Somewhere I read once that in the 1700s they went after God. In the 1800s, they went after Jesus. In the 1900s, they went after Man. The sequence is logical, rational, and predictable. One would like to think that they can dispense with God without there being practical effect, but the 1900s have shown otherwise.
Richard Dawkins, among many others, have contended that ‘faith’ is believing what you know isn’t true. Less severe, but equally inaccurate, is the view that faith is a thing completely apart from evidence, or even in spite of the evidence. This view isn’t restricted to atheists. Unfortunately, many Christians themselves take that view.

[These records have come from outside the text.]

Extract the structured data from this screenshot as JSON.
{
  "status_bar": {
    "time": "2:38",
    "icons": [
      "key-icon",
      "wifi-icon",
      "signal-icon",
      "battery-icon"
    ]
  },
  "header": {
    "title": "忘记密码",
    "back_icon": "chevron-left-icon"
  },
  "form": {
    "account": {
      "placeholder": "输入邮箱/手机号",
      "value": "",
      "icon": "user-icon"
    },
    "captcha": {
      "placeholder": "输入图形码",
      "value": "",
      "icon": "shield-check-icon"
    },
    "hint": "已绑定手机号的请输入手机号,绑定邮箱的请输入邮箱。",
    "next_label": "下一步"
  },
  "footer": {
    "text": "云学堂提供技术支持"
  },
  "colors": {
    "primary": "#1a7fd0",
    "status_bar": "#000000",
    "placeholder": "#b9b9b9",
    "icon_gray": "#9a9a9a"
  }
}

It is unfortunate because it is not true, it is not how the Scriptures actually present it, and it takes Christians out of discussions they should be involved in.
The simplest way to put it that would be accurate would be to understand ‘faith’ as including, front and center, the idea of ‘trust.’
Christian faith is not merely the confident belief that certain propositions are true. It isn’t even the confident belief that a God exists. The Scriptures forbid such a narrow understanding: “So you believe that there is one God. Good! Even the demons believe that – and shudder.” James 2:19
Another passage puts it in better context: “…without faith it is impossible to please God, because anyone who comes to him must believe that he exists and that he awards those who earnestly seek him.” Hebrews 11:6
Real Christian faith includes and transcends beliefs in propositions and speaks to the trust that we have in God and our reliance on his nature (ie, most prominently, his goodness).
This ministry’s literary journal January edition has been released and is ready for reading online or download. A Kindle edition is also available. A synopsis is below. Go right on ahead to read the whole thing here: http://literaryapologetics.com/ To download the January edition of Literary Apologetics.Mag in the format you prefer, please visit: http://literaryapologetics.com/download-january-2011-edition/204.html ———————————— …